‘Gives me the creeps,’ says Nellie, shivering.
‘It’s beautiful,’ is all I say, as, despite the cold and damp, the ivy creeping round the door, I see how this place must once have been. The original ceiling rose is still in place, with a chandelier and ornate cornices. The craftsmanship that had gone into building the place is stunning. I’m in awe.
There are doors off the main hall and we wonder which one to open first and what we might find behind it. The other two look at one another, then at me.
‘Hello?’ calls Nellie, in the direction of the stairs.
‘Nellie, there’s no one here. We just met the caretaker.’ Lizzie tuts. But we feel strangely as if we’re trespassing. I pick a door, grasp its mottled brass handle, and glance at my sisters, wondering what we might find.
They grab each other’s hands, then mine. I nudge the door with my shoulder.
We tumble into the big room together, then untangle ourselves and straighten up. The walls are a beautiful barely-blue, with gold on the doors and around the panelling. A high ceiling, and a huge fireplace, with marble surround and blackened back behind a wrought-iron grate. There is furniture: a long table, with chairs and candlesticks by the look of it, covered with sheets and blankets. Beyond that, there’s another room, a snug, perhaps, with a baby grand piano, and then the turret. I open a door to it, and a staircase spirals all the way to the top floor. A curved door leads down a few steps to what must be the kitchen.
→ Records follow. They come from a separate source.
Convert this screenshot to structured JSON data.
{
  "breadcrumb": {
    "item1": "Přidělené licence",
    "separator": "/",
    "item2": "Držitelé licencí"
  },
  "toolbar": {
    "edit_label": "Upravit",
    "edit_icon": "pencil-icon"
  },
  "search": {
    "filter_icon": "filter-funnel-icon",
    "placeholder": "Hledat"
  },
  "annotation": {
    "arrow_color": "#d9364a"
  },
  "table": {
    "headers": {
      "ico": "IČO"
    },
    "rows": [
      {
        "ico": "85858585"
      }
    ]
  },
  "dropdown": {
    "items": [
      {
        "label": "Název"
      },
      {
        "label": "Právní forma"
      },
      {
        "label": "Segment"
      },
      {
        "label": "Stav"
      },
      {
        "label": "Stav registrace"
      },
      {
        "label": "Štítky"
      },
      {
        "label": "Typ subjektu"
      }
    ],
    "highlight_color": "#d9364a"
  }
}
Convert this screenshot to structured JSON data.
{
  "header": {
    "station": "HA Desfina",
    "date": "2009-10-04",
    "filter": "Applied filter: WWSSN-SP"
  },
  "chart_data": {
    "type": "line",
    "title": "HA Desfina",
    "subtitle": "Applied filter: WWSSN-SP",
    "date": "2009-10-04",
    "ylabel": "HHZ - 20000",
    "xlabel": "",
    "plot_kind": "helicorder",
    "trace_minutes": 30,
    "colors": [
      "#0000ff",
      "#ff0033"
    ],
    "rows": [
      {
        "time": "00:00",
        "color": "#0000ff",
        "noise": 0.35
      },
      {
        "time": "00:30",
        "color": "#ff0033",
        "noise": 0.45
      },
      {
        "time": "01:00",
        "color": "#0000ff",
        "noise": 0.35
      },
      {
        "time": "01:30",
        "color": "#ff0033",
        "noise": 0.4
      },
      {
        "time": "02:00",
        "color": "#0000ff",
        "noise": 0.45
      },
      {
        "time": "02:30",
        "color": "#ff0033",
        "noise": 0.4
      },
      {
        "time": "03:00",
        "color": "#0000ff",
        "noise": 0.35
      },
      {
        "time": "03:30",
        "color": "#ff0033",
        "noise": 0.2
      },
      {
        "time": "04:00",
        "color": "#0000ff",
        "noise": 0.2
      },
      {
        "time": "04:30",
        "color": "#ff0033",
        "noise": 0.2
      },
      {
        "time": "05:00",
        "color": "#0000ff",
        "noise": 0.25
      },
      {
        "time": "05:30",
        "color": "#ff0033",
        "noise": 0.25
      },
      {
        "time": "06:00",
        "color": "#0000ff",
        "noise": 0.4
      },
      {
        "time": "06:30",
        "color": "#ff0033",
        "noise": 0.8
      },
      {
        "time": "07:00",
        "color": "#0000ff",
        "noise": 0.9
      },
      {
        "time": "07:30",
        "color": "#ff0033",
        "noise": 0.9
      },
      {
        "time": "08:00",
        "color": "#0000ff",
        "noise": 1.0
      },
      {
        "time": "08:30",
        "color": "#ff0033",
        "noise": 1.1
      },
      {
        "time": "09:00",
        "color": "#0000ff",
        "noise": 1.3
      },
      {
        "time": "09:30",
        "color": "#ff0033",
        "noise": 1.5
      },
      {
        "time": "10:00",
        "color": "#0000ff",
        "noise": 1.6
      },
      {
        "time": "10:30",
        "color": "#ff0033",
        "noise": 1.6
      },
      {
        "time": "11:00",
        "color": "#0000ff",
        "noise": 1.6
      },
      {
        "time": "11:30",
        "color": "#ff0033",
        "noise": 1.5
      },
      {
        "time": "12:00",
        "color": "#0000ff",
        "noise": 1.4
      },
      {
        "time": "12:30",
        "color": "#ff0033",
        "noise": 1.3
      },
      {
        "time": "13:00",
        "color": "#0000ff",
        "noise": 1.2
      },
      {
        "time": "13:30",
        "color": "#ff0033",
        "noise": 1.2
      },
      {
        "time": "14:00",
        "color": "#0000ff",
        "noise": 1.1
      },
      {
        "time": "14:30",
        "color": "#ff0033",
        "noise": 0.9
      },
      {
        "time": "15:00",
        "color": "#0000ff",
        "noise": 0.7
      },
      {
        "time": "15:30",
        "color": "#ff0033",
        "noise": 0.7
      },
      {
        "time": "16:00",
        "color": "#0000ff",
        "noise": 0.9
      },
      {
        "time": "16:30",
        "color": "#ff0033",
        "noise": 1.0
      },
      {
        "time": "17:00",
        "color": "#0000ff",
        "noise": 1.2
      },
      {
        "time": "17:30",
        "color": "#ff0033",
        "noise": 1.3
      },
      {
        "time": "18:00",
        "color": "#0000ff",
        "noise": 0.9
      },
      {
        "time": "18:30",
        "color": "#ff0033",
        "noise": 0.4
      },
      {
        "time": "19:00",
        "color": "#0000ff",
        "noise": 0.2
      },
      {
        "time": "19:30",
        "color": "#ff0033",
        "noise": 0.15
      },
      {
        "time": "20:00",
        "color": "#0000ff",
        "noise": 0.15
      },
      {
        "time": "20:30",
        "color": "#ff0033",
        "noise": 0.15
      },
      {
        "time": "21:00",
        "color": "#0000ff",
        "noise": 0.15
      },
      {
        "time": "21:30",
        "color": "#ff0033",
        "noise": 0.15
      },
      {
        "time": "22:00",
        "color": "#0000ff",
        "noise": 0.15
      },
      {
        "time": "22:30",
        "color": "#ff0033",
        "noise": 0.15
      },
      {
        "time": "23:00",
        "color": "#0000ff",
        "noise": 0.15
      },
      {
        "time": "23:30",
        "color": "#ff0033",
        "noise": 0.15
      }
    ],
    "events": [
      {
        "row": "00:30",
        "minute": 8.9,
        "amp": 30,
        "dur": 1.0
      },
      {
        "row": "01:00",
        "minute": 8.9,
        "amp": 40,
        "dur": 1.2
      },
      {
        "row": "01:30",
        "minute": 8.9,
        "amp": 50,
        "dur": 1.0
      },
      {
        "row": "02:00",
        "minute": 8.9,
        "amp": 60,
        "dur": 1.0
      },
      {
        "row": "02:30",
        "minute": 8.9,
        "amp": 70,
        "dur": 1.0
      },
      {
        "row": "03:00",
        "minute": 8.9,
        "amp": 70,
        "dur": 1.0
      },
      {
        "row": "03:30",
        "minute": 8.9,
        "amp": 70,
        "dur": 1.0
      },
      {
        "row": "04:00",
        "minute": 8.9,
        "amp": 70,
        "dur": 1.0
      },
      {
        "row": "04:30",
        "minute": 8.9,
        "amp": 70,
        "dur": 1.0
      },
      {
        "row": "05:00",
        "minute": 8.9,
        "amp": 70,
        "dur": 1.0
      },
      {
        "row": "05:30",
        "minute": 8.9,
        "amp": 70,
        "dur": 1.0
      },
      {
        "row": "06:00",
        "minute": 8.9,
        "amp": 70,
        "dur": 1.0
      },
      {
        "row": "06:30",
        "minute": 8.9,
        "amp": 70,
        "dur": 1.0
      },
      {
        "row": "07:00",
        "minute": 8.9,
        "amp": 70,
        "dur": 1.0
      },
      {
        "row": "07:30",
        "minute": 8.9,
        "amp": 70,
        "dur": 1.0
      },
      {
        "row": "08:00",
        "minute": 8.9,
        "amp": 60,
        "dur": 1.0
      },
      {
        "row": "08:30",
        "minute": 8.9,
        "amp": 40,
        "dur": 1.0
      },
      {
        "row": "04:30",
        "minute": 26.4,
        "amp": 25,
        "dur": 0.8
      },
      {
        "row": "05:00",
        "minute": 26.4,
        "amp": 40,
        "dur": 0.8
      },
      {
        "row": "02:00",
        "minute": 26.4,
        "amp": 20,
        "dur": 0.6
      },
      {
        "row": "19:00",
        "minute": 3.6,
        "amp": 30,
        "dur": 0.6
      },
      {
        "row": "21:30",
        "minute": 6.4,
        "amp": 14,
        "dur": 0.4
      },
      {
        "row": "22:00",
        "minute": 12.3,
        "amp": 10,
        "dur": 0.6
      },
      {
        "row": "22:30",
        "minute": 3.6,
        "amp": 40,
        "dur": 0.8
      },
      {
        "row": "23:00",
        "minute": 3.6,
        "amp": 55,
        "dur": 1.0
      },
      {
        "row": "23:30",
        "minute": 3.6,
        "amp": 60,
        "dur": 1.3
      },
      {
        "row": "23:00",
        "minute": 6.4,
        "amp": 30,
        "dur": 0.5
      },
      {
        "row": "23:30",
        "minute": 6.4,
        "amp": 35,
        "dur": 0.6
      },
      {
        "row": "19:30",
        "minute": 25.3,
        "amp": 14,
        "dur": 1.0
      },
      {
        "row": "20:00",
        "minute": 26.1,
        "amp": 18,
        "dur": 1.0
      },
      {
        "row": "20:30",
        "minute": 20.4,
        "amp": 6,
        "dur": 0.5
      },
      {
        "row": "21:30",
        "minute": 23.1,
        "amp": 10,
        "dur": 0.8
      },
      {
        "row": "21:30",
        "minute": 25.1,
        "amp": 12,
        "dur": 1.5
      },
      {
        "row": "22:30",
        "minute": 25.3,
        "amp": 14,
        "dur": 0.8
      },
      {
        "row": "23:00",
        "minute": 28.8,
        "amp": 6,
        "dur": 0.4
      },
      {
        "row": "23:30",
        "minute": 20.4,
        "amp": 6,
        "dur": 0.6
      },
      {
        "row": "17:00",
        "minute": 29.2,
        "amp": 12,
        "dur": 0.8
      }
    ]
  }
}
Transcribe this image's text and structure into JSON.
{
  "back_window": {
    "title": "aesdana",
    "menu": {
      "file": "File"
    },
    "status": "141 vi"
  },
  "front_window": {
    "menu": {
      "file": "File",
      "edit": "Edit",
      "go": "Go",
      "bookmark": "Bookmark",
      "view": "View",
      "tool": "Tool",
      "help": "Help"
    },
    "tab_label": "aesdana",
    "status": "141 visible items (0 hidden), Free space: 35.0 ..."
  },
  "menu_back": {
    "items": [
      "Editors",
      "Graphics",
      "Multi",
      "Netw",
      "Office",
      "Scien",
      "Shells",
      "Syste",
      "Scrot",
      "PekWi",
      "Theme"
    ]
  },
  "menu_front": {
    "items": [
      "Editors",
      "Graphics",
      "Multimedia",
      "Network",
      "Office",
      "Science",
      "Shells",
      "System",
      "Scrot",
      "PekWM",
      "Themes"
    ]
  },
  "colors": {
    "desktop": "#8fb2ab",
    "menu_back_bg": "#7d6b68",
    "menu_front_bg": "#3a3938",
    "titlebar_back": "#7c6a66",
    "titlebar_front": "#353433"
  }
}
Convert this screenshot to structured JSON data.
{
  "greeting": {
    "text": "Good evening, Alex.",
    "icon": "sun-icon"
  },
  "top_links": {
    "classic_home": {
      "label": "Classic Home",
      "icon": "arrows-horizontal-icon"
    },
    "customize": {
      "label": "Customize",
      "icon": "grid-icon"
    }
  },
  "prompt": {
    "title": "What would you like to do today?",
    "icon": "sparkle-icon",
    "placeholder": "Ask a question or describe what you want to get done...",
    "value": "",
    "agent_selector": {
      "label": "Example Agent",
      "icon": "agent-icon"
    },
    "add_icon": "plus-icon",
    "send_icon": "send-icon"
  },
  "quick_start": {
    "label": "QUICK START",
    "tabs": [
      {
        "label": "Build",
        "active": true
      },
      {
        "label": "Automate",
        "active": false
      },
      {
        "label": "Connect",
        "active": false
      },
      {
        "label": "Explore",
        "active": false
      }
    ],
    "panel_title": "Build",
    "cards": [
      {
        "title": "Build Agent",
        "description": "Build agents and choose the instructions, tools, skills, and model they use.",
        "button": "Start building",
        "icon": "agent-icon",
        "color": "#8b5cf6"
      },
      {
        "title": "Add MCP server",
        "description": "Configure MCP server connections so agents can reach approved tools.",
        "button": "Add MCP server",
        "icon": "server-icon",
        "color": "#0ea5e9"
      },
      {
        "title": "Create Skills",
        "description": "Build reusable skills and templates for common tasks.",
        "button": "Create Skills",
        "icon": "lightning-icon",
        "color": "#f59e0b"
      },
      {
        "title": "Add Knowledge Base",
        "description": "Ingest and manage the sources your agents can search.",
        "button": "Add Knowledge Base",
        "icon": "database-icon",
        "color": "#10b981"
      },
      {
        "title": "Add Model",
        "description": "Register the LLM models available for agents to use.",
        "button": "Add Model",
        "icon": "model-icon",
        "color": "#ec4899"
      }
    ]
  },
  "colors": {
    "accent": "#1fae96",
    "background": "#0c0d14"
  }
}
We return to the hall and go into the billiard room – I think that’s what you’d call it – and then, the drawing room, with another beautiful fireplace and doors out to a moss-covered patio. There’s a big sideboard and a table with what looks like an antique gramophone, with a trumpet speaker. We walk across into the library: books fill the shelves and dust sheets cover the furniture, as if someone has just locked up and walked away.